Asus PA248Q review
24.1in screen size, 1,920x1,200 resolution, DVI: yes, VGA: yes, HDMI:
Asus's PA248Q is an IPS monitor aimed at professionals. Asus claims the screen "guarantees industry-leading colour accuracy" and "delivers 100% sRGB colour accuracy".
To test this, we started by calibrating the screen with our Spyder4Express screen calibrator. After calibration, the screen's colour was noticeably warmer, and the Spyder4Express software claimed the screen's colour gamut was within 93% of the sRGB standard.
The display has a matte finish, so doesn't suffer from overhead reflections like a reflective-surface monitor. This does mean that colours are more accurate than punchy and vibrant; this is a screen more for photo editing than gaming or watching films. We had no real complaints about image quality; colours are accurate and consistent across the display and we couldn't discern any bleed-through from the backlight. The panel does have a slight grainy texture, which we were aware of at first but soon got used to. Horizontal viewing angles are wide, but the screen's colours become darker fairly quickly when you view it from higher up.
The monitor's menus are simple and make it easy to adjust settings - you navigate and select the various options with a joystick, which is far easier than the up and down buttons you have to use to change the options on most displays. Selecting one of the User modes frees up all the screen's picture tweak options, such as Brightness, Contrast, Saturation, Hue, Colour Temperature and Gamma, and going into the Advanced menu even lets you adjust Hue by RGB and CMY.
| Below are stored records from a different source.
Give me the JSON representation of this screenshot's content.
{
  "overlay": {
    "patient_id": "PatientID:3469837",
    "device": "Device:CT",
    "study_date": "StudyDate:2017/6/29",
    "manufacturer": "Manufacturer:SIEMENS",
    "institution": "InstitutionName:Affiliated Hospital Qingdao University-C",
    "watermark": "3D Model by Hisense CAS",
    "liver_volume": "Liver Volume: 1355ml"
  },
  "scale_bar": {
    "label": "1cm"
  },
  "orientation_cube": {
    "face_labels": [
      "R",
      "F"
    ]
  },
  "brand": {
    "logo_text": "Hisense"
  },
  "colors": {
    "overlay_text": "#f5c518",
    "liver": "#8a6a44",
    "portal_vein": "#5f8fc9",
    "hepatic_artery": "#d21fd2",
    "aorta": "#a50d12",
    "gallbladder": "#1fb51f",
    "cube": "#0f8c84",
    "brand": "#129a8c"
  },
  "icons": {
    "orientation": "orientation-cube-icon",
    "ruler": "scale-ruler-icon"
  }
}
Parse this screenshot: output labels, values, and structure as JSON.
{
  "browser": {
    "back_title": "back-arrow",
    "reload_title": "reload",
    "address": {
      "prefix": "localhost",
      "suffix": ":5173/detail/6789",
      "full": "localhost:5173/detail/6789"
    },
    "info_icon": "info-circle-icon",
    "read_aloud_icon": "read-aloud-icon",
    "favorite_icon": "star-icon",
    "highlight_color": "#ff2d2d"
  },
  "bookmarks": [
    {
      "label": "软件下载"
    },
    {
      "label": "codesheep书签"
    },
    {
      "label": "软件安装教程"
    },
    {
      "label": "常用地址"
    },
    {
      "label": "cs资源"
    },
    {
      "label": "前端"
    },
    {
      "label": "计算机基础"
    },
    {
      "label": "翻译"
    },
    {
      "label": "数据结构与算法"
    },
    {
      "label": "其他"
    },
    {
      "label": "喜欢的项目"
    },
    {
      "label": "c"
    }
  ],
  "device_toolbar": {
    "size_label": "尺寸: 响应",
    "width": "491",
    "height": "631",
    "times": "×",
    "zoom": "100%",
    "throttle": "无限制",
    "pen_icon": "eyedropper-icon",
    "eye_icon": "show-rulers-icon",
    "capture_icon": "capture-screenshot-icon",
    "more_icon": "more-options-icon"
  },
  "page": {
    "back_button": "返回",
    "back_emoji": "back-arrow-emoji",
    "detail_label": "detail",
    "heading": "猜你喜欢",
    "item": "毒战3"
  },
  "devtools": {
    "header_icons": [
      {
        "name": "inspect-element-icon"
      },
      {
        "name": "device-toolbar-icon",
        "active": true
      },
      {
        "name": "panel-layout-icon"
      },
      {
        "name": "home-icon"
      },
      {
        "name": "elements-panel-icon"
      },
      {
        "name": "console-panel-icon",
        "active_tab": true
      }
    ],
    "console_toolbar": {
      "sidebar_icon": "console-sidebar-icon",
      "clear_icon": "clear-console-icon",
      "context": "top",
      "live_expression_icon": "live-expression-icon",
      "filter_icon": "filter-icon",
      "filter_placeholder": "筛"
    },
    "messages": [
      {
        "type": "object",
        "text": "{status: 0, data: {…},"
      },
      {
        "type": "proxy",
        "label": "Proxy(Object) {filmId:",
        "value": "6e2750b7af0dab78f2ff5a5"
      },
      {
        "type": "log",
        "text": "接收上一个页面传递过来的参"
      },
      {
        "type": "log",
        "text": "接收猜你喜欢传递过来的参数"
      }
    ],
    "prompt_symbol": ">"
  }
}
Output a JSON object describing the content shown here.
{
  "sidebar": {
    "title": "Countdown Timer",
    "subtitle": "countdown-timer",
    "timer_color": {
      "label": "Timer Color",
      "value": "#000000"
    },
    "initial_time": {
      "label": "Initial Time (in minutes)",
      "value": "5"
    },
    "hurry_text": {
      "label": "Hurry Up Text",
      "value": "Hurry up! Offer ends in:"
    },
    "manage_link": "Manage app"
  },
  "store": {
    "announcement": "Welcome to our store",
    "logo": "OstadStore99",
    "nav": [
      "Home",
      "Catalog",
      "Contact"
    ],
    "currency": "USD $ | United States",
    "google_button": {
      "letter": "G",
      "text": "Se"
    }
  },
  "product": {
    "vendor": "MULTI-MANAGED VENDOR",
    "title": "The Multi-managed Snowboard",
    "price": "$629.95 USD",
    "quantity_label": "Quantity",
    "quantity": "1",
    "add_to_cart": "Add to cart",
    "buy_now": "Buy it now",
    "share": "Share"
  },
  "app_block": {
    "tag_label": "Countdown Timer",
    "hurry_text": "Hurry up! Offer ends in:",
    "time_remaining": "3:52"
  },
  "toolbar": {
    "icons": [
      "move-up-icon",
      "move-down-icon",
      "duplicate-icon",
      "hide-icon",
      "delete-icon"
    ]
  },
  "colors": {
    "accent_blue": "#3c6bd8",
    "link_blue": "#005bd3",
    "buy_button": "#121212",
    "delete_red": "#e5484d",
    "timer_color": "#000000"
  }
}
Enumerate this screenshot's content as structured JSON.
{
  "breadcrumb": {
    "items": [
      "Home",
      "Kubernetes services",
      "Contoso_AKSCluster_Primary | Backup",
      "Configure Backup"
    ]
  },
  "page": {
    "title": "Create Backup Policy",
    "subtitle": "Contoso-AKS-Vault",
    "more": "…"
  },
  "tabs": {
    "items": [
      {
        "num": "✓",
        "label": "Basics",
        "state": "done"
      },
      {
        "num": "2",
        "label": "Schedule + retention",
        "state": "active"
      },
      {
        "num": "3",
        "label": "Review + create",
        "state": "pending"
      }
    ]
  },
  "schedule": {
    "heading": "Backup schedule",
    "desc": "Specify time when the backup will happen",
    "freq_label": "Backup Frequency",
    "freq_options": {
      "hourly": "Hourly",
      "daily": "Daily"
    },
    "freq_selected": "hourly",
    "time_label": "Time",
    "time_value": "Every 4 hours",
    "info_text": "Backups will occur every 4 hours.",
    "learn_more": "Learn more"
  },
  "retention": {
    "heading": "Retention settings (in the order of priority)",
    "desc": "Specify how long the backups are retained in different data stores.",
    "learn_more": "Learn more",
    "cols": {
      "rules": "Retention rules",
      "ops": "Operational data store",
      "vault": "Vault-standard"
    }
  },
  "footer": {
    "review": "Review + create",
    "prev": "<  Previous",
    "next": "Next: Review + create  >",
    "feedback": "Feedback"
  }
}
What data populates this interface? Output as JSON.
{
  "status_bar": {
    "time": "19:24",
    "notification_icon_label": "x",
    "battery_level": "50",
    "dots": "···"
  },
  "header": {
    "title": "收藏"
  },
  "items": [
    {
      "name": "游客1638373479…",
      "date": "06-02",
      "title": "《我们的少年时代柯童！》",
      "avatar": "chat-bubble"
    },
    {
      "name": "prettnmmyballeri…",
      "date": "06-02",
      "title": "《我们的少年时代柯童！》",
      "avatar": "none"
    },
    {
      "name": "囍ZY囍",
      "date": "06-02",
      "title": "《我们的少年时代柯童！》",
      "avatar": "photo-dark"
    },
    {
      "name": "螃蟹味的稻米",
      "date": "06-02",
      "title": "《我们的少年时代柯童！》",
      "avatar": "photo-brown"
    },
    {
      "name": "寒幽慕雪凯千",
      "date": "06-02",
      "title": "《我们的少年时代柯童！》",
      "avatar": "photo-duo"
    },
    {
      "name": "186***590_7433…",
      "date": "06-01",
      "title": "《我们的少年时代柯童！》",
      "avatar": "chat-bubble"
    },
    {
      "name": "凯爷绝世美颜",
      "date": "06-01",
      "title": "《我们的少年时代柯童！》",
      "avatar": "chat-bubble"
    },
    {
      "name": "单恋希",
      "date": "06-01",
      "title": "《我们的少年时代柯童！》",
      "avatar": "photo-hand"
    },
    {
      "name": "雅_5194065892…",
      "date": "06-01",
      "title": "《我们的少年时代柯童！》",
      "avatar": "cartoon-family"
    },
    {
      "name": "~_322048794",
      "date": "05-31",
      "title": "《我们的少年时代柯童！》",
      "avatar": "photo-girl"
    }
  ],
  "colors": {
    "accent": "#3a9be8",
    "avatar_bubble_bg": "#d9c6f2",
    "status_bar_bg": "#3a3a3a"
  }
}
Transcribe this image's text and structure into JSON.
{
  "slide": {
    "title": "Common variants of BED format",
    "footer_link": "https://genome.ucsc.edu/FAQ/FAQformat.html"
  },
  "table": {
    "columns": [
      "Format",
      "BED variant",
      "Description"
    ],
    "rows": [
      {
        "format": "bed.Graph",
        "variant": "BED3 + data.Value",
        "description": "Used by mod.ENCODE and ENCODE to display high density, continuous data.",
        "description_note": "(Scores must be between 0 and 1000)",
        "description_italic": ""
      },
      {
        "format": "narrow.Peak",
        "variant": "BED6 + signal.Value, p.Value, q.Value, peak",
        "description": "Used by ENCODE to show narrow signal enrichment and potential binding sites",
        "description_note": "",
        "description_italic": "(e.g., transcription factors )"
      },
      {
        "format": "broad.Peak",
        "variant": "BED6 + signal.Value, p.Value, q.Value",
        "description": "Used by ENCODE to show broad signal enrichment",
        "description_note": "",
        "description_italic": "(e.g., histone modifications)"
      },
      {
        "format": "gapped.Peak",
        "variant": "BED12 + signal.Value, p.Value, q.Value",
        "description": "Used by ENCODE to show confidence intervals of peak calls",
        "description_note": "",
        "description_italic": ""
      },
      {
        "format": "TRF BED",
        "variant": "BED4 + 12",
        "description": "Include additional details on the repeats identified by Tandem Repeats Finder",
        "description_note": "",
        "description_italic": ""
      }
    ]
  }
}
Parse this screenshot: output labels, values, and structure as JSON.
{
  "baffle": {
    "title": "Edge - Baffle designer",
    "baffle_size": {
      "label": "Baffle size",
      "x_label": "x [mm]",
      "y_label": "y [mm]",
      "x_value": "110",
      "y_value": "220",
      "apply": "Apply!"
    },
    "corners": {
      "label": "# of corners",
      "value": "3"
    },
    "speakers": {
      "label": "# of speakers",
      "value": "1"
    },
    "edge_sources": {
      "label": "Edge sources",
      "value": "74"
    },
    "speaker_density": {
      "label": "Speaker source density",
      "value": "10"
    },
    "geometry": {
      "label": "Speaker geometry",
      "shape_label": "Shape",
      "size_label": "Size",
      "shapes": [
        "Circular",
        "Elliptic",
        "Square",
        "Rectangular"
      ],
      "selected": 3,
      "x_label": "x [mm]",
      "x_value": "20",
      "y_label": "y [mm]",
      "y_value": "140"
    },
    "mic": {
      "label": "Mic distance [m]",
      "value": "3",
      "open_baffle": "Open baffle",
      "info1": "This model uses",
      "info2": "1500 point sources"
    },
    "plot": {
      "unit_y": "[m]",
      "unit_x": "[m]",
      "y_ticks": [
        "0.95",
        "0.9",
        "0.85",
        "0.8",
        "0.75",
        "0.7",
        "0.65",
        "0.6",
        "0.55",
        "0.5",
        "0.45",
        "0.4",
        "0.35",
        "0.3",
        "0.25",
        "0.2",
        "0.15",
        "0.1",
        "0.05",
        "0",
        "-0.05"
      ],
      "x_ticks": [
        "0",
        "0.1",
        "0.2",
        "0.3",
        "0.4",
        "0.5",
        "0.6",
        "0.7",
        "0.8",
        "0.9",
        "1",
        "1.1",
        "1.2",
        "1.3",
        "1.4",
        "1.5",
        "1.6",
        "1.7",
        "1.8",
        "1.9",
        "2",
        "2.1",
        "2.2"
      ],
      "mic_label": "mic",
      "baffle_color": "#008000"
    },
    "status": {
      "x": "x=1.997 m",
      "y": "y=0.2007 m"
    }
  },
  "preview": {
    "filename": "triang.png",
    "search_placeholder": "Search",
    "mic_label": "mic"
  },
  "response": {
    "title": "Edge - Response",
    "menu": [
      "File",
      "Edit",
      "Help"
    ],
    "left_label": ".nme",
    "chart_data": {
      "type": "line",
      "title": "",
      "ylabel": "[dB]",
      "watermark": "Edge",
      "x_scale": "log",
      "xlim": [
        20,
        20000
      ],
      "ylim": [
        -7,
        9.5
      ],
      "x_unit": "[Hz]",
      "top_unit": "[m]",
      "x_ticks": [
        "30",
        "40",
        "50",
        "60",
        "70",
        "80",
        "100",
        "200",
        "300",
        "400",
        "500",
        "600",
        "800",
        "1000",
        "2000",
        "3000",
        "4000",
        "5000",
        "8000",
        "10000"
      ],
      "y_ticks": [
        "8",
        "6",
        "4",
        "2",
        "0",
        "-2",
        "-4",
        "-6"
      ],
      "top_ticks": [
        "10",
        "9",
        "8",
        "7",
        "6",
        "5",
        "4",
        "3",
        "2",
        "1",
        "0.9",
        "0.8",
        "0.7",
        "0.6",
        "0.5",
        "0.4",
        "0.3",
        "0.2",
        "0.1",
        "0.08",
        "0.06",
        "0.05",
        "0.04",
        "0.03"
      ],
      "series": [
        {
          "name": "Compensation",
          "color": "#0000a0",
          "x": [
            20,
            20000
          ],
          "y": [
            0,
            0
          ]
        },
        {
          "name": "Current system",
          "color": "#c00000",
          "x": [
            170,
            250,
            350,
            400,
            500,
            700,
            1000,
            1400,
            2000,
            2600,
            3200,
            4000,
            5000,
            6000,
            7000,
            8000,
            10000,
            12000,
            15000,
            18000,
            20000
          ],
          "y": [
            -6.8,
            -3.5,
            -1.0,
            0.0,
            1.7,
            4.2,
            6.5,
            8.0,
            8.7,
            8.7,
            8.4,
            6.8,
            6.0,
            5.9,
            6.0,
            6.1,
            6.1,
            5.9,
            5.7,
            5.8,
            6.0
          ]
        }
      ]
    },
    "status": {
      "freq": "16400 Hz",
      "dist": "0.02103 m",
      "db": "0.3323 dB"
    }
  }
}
The PA248Q has some useful extra features. The screen tilts and rotates on its stand, and the screen height adjusts between 45 and 135mm, so it's simple to find the right viewing angle. This is the only screen we've ever seen with a built-in powered USB3 hub, so it's perfect for attaching fast external storage. There are DVI, VGA, HDMI and DisplayPort inputs, and the monitor can display a picture-in-picture view from a second display input, either in a window or with the display from both inputs side by side on one screen. The picture-in-picture display is always on top of whatever is on the main display, which is useful if you don’t want what you're referring to, such as a reference picture, to keep disappearing behind your active application.